Warning: this article and video report contains examples of anti-Islamic content
Durham Police is investigating a local far right group, after ITV Tyne Tees discovered its members have been posting online material that experts say is inciting hatred against Muslims.
The group is called 'Bishop Auckland Against Islam.'
Its Facebook page featured posts praising acts of violence against Muslims, and suggesting they should be killed. Facebook has now taken the group down after we reported it to them.
It comes amid increasing levels of hate crime and far right activity, in which the North East is a hotspot.
Watch Tom Sheldrick's exclusive report:
Bishop Auckland Against Islam describes itself as a "right wing movement".
We applied to get into its closed Facebook group 'Bishop Auckland Against Islam 3', and were accepted. During the time we had access, the group had around 170 members.
We found the following posts inside by members of the group, all during the last year. We are not naming those who posted them.
- Three people responded to a link to a news story posted to the group on 1 February about Darren Osborne, the man found guilty of murder after driving a van into a crowd of Muslims near a London mosque. They wrote: "top boy", "legend" and "the man wants a [medal emoji]." Others liked their comments
- Responding to a post on 2 April about 'Love a Muslim Day', a woman wrote: "I'd support kill a Muslim day"
- In response to a post on 21 April claiming 10 per cent of London was controlled by Islamic 'no go zones', a man wrote: "hang the lot of them next"
- In response to a post the same day about the Mayor of London Sadiq Khan, who is a Muslim, the same man wrote: "hang him aswell next"
- In response to photographs posted on 3 May about Islamic adverts on buses, a woman wrote: "they all want shooting"
- In response to a post on 14 May about the Muslim month of Ramadan, the same woman wrote: ""wish it was legal to kill the *******"
- Responding to a news story posted to the group on 12 August about two women from Teesside who were jailed for torturing a man who had converted to Islam, the woman wrote: "It's about time. I'd love to do what they have done and so should more people. The police do **** all to protect us so take it in our own hands"
We showed what we found to Fiyaz Mughal, founder of Tell MAMA - a national service monitoring anti-Muslim incidents. He said: "they are inciting hatred towards members of the Muslim community and with threats to kill, so they are illegal and they cross the line."
Amjid Khazir, Director of Media Cultured, a Teesside-based social enterprise campaigning against extremism, said: "People take these comments for face value - people such as Thomas Mair, who attacked MP Jo Cox, who said he was taking it into his own hands having followed Facebook and Twitter posts. So these kinds of comments have significant real-life reactions."
We reported what we found to Durham Police, and the force is now investigating the posts.
We contacted the people whose posts we have mentioned. Only one responded.
She wrote: "It's a private group. So not harming anyone. I hate them taking our jobs and houses and trying to take over our country."

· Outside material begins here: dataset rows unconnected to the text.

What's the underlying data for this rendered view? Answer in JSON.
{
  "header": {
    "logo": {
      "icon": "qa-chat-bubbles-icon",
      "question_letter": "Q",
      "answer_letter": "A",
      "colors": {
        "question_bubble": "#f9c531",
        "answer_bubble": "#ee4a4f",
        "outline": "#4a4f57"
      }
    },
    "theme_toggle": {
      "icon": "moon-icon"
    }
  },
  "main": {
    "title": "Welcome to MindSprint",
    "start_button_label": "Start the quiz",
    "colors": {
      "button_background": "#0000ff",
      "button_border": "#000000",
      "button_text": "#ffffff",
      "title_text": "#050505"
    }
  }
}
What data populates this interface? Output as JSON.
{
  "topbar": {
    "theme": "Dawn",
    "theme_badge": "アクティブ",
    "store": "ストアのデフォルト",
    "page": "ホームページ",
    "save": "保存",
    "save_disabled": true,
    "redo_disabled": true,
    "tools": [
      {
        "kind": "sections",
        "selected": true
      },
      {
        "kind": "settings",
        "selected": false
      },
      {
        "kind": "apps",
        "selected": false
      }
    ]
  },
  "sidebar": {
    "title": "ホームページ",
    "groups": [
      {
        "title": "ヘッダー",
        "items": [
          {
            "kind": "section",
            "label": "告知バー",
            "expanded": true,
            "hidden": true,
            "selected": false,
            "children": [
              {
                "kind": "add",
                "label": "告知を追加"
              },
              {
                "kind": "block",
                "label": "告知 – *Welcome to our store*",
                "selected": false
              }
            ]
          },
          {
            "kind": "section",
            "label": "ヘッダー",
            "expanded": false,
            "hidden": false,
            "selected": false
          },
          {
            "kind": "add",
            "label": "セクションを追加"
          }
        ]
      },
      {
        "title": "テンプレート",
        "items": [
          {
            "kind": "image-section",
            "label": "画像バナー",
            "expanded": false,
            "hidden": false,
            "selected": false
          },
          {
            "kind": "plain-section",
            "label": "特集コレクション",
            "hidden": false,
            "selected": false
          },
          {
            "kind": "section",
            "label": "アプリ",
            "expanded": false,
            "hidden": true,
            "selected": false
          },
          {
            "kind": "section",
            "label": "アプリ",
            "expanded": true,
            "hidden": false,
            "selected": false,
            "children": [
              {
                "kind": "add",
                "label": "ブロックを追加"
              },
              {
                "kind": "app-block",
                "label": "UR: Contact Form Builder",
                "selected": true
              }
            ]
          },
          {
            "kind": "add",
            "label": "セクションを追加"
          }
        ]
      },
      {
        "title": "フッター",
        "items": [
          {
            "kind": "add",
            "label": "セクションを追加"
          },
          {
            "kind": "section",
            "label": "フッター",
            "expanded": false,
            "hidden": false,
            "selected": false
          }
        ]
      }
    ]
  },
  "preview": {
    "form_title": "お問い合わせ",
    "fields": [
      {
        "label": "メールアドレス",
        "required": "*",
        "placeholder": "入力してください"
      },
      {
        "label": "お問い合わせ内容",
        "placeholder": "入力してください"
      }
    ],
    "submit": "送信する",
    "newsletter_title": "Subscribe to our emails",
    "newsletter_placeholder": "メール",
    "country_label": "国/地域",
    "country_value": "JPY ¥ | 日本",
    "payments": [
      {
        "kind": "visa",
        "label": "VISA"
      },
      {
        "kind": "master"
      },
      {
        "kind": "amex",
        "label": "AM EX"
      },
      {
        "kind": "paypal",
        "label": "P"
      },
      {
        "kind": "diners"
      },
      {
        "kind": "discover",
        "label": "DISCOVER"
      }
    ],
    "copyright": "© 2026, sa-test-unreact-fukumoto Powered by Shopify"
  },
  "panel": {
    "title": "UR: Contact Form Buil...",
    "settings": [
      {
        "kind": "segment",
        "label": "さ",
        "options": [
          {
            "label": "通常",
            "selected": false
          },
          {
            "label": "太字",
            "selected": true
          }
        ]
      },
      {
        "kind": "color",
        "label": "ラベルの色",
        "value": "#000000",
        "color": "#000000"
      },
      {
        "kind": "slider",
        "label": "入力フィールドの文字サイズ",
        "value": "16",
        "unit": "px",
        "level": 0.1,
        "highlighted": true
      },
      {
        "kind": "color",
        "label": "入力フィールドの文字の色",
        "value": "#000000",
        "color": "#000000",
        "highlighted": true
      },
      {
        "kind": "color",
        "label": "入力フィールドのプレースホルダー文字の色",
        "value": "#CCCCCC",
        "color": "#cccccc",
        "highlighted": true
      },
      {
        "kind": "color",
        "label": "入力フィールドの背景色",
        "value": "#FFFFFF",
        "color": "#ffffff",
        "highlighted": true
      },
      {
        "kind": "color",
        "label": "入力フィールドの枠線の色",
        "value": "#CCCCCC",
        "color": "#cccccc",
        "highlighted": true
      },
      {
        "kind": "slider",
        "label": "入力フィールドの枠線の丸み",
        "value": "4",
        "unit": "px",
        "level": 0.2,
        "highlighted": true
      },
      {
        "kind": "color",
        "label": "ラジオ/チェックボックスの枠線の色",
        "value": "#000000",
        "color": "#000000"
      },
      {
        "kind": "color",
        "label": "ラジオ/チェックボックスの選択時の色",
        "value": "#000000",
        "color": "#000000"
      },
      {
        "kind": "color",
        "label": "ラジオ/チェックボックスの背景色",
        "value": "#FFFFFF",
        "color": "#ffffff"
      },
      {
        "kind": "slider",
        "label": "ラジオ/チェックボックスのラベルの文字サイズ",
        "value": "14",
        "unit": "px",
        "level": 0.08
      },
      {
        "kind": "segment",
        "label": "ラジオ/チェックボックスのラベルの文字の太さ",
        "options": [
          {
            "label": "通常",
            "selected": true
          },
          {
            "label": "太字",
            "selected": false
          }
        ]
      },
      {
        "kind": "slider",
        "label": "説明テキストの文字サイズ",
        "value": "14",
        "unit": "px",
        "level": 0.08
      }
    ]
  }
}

There have been a number of far right demonstrations in the North East in recent months.
On Saturday 29 September, dozens attended a rally in the centre of Newcastle, called 'Ban the Burqa' - the veil worn by some Muslim women. There were heated confrontations between them and anti-racist campaigners who came out in opposition.
Among the far right demonstrators, we found several members of Bishop Auckland Against Islam.
We showed our evidence to Colin Dodds, one of the administrators of the Facebook group.
He told us: "I was added to it [the group], I was made admin. Come back with some of them [posts] with my name on. I don't read all the posts that are put in."
Asked if he opposed what people had written in the posts cited above, he replied: "Yeah - of course - they could end up killing anybody."
We questioned another member of the group, Michael Pocklington, about whether Bishop Auckland Against Islam was inciting hatred against a whole religion. He said: "no - we are opposing rapists, grooming gangs."
The 2011 census found just 39 Muslims lived in Bishop Auckland, less than 1 per cent of the town's population. There's been little indication of a significant increase in those numbers since.
Professor Matthew Feldman, Director of the Centre for Analysis of the Radical Right, told us Bishop Auckland Against Islam has been active for around three years, a product of the splintering of groups like the English Defence League (EDL).
He said: "it's a very quickly moving set of circumstances, but what we are seeing is a localisation of the far right. Bishop Auckland Against Islam to a degree was set up and reflected activist fears of Syrian refugees settling."
We reported the group to Facebook a week ago, using the platform's 'Report group' function, and citing 'hate speech.'
Facebook responded later the same day, saying: "we've looked over the group that you reported... it doesn't go against any of our specific Community Standards."
Three days later, Facebook changed its position, saying: "We’ve reviewed the group you reported. As it violated our Community Standards, we've removed it."